Start of SOURCE MATERIAL

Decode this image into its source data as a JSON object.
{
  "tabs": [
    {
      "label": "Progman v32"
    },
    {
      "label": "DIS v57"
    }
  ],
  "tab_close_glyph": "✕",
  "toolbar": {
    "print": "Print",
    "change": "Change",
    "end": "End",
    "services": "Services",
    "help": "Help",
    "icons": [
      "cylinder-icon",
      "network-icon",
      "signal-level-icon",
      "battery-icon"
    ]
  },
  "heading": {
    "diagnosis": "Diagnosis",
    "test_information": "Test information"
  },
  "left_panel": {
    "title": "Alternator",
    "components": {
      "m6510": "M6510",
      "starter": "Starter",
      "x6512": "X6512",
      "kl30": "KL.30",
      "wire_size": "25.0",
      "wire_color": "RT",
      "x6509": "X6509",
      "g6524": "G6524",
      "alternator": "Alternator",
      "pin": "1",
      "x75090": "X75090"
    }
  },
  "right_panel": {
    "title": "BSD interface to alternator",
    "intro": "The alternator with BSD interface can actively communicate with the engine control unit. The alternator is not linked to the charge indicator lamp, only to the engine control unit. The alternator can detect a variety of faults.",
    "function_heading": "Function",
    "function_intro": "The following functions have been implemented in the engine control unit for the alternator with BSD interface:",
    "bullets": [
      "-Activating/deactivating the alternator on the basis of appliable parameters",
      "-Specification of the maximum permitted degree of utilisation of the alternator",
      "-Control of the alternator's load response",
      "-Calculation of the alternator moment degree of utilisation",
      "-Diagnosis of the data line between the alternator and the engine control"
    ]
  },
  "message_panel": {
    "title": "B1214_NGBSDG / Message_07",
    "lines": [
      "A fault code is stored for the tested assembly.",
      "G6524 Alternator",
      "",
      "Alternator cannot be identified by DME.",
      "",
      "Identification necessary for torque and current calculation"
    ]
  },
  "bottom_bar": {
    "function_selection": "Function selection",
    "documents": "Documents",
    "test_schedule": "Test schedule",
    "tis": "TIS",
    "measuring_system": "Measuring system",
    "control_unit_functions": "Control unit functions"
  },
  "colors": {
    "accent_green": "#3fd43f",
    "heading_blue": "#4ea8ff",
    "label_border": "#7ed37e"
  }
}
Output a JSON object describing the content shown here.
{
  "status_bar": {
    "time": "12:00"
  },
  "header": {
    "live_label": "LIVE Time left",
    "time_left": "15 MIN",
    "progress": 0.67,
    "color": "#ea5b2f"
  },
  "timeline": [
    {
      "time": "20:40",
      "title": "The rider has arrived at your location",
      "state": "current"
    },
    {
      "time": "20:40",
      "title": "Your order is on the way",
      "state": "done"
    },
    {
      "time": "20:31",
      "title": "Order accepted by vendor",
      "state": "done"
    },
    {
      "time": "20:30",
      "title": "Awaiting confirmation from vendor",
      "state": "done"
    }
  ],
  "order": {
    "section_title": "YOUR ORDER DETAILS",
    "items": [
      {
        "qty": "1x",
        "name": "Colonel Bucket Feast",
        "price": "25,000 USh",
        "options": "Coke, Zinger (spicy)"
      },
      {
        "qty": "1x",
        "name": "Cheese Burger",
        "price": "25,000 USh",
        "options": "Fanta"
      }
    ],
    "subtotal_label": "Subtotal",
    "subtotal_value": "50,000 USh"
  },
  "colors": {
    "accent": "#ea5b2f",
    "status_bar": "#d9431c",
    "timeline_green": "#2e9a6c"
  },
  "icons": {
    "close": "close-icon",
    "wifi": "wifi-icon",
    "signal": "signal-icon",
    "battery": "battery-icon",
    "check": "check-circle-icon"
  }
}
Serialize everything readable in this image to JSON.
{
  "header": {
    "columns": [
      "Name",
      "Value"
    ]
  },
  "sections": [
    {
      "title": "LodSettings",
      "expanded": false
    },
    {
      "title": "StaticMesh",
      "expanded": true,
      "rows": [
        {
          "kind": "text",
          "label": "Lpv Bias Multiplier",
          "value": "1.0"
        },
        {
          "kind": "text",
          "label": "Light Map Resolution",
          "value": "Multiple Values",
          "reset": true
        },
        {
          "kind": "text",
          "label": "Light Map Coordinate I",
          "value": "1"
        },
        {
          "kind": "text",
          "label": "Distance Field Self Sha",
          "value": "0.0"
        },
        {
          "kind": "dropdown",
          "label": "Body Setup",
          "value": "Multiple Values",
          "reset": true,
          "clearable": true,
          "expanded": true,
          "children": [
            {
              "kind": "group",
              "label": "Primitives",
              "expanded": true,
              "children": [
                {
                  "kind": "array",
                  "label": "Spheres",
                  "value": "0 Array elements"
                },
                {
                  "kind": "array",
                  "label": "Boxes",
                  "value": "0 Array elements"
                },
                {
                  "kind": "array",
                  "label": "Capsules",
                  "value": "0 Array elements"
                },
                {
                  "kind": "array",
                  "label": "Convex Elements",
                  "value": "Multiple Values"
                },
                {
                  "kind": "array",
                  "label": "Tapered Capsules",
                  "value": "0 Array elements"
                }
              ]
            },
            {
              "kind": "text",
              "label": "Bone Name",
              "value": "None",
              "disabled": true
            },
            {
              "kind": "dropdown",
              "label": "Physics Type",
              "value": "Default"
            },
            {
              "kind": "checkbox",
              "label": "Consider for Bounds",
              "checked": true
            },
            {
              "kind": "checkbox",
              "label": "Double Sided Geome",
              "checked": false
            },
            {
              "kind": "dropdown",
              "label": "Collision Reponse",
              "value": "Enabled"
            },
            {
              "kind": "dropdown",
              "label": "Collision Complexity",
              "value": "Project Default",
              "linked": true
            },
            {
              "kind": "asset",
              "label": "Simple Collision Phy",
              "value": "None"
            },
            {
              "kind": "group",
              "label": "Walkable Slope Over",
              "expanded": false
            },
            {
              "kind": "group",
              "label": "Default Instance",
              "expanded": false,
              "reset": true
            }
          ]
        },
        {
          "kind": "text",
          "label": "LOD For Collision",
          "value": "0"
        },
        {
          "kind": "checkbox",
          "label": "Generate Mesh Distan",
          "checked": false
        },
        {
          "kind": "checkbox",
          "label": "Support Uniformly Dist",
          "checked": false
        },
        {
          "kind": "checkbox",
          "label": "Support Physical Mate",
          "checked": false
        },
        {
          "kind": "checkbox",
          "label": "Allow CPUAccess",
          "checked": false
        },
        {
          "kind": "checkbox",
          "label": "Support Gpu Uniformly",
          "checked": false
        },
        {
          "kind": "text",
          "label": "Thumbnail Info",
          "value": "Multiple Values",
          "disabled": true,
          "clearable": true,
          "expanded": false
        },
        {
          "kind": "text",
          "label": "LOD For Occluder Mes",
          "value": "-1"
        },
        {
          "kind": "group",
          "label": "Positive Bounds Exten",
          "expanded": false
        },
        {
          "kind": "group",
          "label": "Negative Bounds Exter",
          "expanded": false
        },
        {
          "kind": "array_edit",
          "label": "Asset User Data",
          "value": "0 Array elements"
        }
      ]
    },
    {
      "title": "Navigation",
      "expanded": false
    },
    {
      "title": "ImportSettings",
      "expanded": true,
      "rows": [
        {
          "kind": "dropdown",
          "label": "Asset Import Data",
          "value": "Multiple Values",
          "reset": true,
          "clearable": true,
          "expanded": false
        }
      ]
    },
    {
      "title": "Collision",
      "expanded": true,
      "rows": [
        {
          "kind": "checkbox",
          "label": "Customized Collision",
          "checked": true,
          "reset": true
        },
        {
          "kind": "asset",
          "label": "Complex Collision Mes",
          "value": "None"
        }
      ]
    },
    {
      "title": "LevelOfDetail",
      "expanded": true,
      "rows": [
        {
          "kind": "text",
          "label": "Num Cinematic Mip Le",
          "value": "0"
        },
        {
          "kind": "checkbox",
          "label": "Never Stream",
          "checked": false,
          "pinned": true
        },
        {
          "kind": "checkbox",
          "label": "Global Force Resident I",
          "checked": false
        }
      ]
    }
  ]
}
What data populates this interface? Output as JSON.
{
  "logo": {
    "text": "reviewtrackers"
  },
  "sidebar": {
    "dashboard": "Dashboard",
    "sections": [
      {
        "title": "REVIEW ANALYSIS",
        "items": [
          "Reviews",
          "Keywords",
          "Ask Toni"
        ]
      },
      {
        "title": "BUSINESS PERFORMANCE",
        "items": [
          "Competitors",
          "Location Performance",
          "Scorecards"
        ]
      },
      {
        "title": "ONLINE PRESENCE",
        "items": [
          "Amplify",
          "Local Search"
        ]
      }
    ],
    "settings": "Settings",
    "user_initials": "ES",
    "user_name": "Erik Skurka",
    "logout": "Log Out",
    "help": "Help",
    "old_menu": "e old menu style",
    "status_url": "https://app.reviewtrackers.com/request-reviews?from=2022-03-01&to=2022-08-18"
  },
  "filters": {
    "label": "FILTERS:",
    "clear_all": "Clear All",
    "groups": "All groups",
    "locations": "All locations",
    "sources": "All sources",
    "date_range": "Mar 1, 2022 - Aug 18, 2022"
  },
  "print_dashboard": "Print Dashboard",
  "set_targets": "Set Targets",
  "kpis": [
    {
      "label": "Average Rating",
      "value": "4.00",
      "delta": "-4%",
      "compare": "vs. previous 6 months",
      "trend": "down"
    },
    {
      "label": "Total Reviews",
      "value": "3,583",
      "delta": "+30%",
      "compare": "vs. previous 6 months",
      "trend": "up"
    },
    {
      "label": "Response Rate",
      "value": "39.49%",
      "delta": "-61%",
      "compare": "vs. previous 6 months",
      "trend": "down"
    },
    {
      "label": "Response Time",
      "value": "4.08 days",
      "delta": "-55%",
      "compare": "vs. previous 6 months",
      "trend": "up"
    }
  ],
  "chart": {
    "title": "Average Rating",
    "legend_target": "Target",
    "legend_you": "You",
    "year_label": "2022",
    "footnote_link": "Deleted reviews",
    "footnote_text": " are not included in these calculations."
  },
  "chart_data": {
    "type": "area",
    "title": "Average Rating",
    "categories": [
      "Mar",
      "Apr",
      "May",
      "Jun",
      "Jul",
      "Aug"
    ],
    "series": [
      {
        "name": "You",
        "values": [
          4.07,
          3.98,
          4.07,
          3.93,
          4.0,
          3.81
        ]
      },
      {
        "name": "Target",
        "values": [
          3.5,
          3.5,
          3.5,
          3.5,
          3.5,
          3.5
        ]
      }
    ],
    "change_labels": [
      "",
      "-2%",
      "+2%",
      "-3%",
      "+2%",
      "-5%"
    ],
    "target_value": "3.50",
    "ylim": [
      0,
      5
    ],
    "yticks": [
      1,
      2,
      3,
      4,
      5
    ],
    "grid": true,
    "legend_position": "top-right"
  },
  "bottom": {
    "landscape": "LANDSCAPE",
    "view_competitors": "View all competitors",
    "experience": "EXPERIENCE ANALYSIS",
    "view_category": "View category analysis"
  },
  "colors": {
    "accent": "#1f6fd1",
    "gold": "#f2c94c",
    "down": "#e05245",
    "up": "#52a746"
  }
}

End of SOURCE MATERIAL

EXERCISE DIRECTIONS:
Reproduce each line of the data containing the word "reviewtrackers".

ANSWER:
    "text": "reviewtrackers"
    "status_url": "https://app.reviewtrackers.com/request-reviews?from=2022-03-01&to=2022-08-18"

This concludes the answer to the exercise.